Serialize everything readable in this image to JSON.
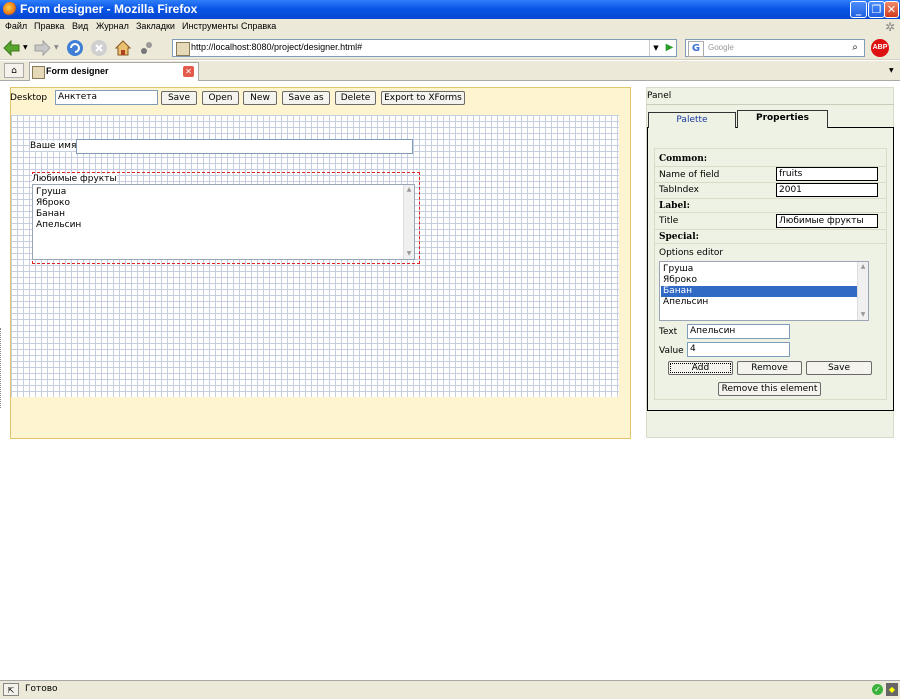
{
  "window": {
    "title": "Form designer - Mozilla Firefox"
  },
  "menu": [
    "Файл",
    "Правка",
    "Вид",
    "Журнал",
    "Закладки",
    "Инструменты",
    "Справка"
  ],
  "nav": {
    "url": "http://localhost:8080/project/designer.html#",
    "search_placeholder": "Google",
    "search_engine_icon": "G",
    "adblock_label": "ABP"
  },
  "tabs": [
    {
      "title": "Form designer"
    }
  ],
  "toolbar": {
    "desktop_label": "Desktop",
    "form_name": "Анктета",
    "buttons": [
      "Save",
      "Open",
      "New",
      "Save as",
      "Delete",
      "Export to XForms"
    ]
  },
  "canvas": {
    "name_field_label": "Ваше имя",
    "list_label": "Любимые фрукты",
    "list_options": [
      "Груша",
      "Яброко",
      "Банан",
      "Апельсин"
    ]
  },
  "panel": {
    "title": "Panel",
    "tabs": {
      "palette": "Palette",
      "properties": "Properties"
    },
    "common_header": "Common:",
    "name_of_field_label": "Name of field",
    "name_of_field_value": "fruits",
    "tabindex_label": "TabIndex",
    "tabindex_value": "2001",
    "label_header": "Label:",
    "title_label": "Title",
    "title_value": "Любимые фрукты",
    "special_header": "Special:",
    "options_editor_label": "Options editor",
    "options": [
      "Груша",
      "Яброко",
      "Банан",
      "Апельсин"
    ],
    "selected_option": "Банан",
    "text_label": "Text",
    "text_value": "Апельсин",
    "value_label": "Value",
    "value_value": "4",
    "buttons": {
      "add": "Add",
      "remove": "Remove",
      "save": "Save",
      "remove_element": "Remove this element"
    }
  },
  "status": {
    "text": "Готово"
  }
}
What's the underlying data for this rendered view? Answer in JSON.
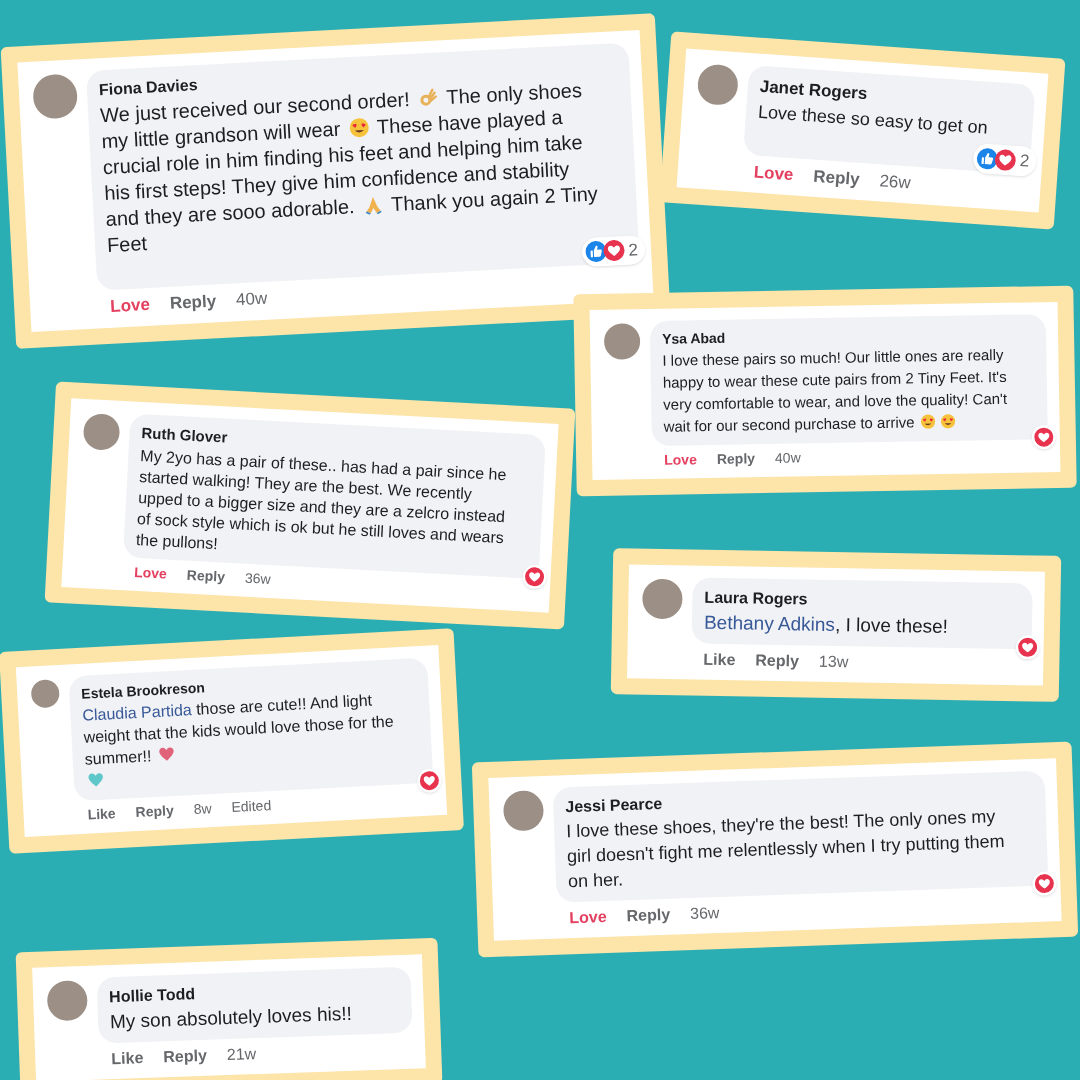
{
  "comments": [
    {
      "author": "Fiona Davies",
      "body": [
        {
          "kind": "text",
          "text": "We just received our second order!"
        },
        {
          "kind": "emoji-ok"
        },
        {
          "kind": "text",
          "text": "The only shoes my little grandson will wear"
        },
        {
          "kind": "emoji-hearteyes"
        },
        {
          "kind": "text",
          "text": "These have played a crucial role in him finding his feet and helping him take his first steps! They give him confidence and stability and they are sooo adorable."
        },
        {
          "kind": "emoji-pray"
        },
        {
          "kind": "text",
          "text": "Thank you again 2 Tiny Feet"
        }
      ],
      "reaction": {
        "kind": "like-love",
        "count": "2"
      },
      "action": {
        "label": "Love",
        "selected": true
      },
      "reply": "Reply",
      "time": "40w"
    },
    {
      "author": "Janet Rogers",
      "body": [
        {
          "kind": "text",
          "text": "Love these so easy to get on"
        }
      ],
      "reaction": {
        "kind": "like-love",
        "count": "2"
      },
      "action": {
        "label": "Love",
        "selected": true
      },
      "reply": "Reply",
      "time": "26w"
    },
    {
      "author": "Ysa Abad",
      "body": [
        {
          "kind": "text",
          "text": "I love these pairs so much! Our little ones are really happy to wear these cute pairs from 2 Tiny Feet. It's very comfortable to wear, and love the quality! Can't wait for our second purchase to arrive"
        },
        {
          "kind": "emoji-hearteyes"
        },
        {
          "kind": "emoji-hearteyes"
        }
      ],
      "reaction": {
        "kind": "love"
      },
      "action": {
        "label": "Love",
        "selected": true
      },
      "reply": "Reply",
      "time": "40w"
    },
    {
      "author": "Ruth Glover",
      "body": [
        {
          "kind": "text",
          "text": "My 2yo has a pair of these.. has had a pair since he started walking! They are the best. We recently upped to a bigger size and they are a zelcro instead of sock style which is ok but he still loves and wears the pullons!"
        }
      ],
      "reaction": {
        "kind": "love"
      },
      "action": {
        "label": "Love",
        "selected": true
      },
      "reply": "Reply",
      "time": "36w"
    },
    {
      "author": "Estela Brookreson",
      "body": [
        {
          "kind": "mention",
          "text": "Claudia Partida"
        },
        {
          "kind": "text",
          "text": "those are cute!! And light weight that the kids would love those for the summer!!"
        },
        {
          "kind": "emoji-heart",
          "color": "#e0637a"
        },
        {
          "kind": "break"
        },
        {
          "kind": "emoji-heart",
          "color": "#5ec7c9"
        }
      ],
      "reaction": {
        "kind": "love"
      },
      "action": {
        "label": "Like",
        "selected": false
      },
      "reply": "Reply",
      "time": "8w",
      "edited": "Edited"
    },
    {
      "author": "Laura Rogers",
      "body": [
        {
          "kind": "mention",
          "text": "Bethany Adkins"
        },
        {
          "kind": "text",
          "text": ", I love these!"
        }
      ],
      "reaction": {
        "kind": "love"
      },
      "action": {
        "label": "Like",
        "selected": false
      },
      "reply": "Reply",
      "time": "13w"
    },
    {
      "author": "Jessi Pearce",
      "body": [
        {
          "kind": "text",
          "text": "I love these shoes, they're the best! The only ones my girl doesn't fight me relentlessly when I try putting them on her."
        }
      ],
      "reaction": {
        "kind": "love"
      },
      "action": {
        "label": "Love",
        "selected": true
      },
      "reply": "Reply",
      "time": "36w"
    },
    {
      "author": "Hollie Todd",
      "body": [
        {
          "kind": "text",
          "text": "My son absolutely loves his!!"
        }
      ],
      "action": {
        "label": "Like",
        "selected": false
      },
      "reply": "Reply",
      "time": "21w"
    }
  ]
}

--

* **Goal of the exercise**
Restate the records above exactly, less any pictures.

* **Completed task**
Serialize everything readable in this image to JSON.
{
  "window": {
    "title": "Form designer - Mozilla Firefox"
  },
  "menu": [
    "Файл",
    "Правка",
    "Вид",
    "Журнал",
    "Закладки",
    "Инструменты",
    "Справка"
  ],
  "nav": {
    "url": "http://localhost:8080/project/designer.html#",
    "search_placeholder": "Google",
    "search_engine_icon": "G",
    "adblock_label": "ABP"
  },
  "tabs": [
    {
      "title": "Form designer"
    }
  ],
  "toolbar": {
    "desktop_label": "Desktop",
    "form_name": "Анктета",
    "buttons": [
      "Save",
      "Open",
      "New",
      "Save as",
      "Delete",
      "Export to XForms"
    ]
  },
  "canvas": {
    "name_field_label": "Ваше имя",
    "list_label": "Любимые фрукты",
    "list_options": [
      "Груша",
      "Яброко",
      "Банан",
      "Апельсин"
    ]
  },
  "panel": {
    "title": "Panel",
    "tabs": {
      "palette": "Palette",
      "properties": "Properties"
    },
    "common_header": "Common:",
    "name_of_field_label": "Name of field",
    "name_of_field_value": "fruits",
    "tabindex_label": "TabIndex",
    "tabindex_value": "2001",
    "label_header": "Label:",
    "title_label": "Title",
    "title_value": "Любимые фрукты",
    "special_header": "Special:",
    "options_editor_label": "Options editor",
    "options": [
      "Груша",
      "Яброко",
      "Банан",
      "Апельсин"
    ],
    "selected_option": "Банан",
    "text_label": "Text",
    "text_value": "Апельсин",
    "value_label": "Value",
    "value_value": "4",
    "buttons": {
      "add": "Add",
      "remove": "Remove",
      "save": "Save",
      "remove_element": "Remove this element"
    }
  },
  "status": {
    "text": "Готово"
  }
}
What's the underlying data for this rendered view? Answer in JSON.
{
  "comments": [
    {
      "author": "Fiona Davies",
      "body": [
        {
          "kind": "text",
          "text": "We just received our second order!"
        },
        {
          "kind": "emoji-ok"
        },
        {
          "kind": "text",
          "text": "The only shoes my little grandson will wear"
        },
        {
          "kind": "emoji-hearteyes"
        },
        {
          "kind": "text",
          "text": "These have played a crucial role in him finding his feet and helping him take his first steps! They give him confidence and stability and they are sooo adorable."
        },
        {
          "kind": "emoji-pray"
        },
        {
          "kind": "text",
          "text": "Thank you again 2 Tiny Feet"
        }
      ],
      "reaction": {
        "kind": "like-love",
        "count": "2"
      },
      "action": {
        "label": "Love",
        "selected": true
      },
      "reply": "Reply",
      "time": "40w"
    },
    {
      "author": "Janet Rogers",
      "body": [
        {
          "kind": "text",
          "text": "Love these so easy to get on"
        }
      ],
      "reaction": {
        "kind": "like-love",
        "count": "2"
      },
      "action": {
        "label": "Love",
        "selected": true
      },
      "reply": "Reply",
      "time": "26w"
    },
    {
      "author": "Ysa Abad",
      "body": [
        {
          "kind": "text",
          "text": "I love these pairs so much! Our little ones are really happy to wear these cute pairs from 2 Tiny Feet. It's very comfortable to wear, and love the quality! Can't wait for our second purchase to arrive"
        },
        {
          "kind": "emoji-hearteyes"
        },
        {
          "kind": "emoji-hearteyes"
        }
      ],
      "reaction": {
        "kind": "love"
      },
      "action": {
        "label": "Love",
        "selected": true
      },
      "reply": "Reply",
      "time": "40w"
    },
    {
      "author": "Ruth Glover",
      "body": [
        {
          "kind": "text",
          "text": "My 2yo has a pair of these.. has had a pair since he started walking! They are the best. We recently upped to a bigger size and they are a zelcro instead of sock style which is ok but he still loves and wears the pullons!"
        }
      ],
      "reaction": {
        "kind": "love"
      },
      "action": {
        "label": "Love",
        "selected": true
      },
      "reply": "Reply",
      "time": "36w"
    },
    {
      "author": "Estela Brookreson",
      "body": [
        {
          "kind": "mention",
          "text": "Claudia Partida"
        },
        {
          "kind": "text",
          "text": "those are cute!! And light weight that the kids would love those for the summer!!"
        },
        {
          "kind": "emoji-heart",
          "color": "#e0637a"
        },
        {
          "kind": "break"
        },
        {
          "kind": "emoji-heart",
          "color": "#5ec7c9"
        }
      ],
      "reaction": {
        "kind": "love"
      },
      "action": {
        "label": "Like",
        "selected": false
      },
      "reply": "Reply",
      "time": "8w",
      "edited": "Edited"
    },
    {
      "author": "Laura Rogers",
      "body": [
        {
          "kind": "mention",
          "text": "Bethany Adkins"
        },
        {
          "kind": "text",
          "text": ", I love these!"
        }
      ],
      "reaction": {
        "kind": "love"
      },
      "action": {
        "label": "Like",
        "selected": false
      },
      "reply": "Reply",
      "time": "13w"
    },
    {
      "author": "Jessi Pearce",
      "body": [
        {
          "kind": "text",
          "text": "I love these shoes, they're the best! The only ones my girl doesn't fight me relentlessly when I try putting them on her."
        }
      ],
      "reaction": {
        "kind": "love"
      },
      "action": {
        "label": "Love",
        "selected": true
      },
      "reply": "Reply",
      "time": "36w"
    },
    {
      "author": "Hollie Todd",
      "body": [
        {
          "kind": "text",
          "text": "My son absolutely loves his!!"
        }
      ],
      "action": {
        "label": "Like",
        "selected": false
      },
      "reply": "Reply",
      "time": "21w"
    }
  ]
}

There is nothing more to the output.